Can investment in pumped hydro make Tasmania the “battery of Australia”?
Posted 27 April 2017
A Federal Government study into expanding the Tasmanian pumped hydro system to serve as the “battery of Australia” is being met with some scepticism.
Prime Minister Malcolm Turnbull announced a $2.5 million feasibility study to assess several new pumped hydro energy storage schemes that could double the capacity of Hydro Tasmania.
“There is an opportunity here for Tasmania to play an even bigger part in ensuring that Australians have reliable and affordable energy
and, of course, that we meet our emissions reduction targets,” Turnbull said.
The study will determine the feasibility of four large projects: Mersey Forth-1, Mersey Forth-2, Great Lake and Lake Burbury. Each has a capacity of between 500MW to 700MW.
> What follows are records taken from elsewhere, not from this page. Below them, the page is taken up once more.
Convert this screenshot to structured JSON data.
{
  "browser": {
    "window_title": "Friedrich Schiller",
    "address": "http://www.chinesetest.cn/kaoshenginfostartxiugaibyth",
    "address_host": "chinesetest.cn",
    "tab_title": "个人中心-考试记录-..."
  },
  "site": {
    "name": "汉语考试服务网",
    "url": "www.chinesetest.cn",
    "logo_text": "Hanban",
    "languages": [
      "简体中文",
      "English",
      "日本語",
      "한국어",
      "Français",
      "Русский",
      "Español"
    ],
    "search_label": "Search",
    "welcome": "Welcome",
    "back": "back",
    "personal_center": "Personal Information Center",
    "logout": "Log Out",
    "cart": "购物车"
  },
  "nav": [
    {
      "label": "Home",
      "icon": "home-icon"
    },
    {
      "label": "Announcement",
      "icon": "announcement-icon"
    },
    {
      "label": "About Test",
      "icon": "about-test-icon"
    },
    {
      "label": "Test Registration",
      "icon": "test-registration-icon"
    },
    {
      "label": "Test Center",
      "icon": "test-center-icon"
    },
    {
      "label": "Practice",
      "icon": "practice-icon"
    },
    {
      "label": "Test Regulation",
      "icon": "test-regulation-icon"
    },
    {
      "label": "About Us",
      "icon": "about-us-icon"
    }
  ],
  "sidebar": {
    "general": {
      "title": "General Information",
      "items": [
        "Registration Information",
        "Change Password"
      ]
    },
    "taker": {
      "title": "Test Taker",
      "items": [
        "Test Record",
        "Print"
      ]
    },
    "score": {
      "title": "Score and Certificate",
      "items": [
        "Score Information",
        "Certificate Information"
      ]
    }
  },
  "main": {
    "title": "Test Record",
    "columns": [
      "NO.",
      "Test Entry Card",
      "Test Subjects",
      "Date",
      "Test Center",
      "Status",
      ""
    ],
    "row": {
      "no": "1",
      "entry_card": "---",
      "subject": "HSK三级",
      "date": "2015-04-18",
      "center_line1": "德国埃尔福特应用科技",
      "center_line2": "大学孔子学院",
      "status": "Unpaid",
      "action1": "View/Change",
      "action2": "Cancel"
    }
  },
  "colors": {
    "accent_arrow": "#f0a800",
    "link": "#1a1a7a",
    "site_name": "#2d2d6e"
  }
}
The study, to be carried out by the Australian Renewable Energy Agency (ARENA) and Hydro Tasmania, will also consider an alternative of nine small scale sites totalling 500MW, as well as the expansion of the Tarraleah and Gordon Power Stations.
Turnbull said that by delivering up to 2500MW of storage capacity for the National Electricity Market, the expansion could see Tasmania serve as a “battery for Australia”.
“What we're seeing across the electricity market is traditional thermal power stations, base load power stations running 24 hours a day, and generating power in the middle of the night when there is not a lot of demand,” he said.
“You've also got wind farms generating a lot of power in the middle of the night, and sometimes in a state like South Australia, where they have a lot of wind, the price can actually go into negative territory because there is so much energy being generated by wind.
“This is where pumped hydro can constitute a very good base load customer
... What that would enable Hydro Tasmania to do with the pump storage capacity is when energy is cheap, it’s literally just to pump it back up the hill.”
But environmental educator and member of the Climate Tasmania advisory body Chris Harries has raised concerns about the proposal.
“A hotted-up Tasmanian power system would not generate any more hydro renewable energy than it does; it would simply be turned into a buffer, importing power so as to release it later on at peak times,” he wrote in an opinion piece
“It’s a way of storing coal-fired power but labelling it as clean hydro power. In the absence of truly massive investment in renewable energy generation, there is no way the Snowy and Tasmanian hydro electric systems
can absorb the amounts of power being purported unless that power is coal generated.”
The feasibility study announcement coincided with the release of a study into building a second electricity cable (2IC) linking Tasmania with the mainland.
The report by Dr John Tamblyn
found there were limited scenarios where a second cable – costing $1 billion in capital and $16.7 million in annual operation and maintenance costs – would be commercially viable.
“While a 2IC would be capable of delivering material benefits to the NEM and Tasmania, those benefits would need to outweigh the substantial capital and operating costs by a significant margin,” Tamblyn said.
But CEO of Hydro Tasmania Steve Davy said “to fully utilise that extra hydro capacity, we would require more connection with the mainland”.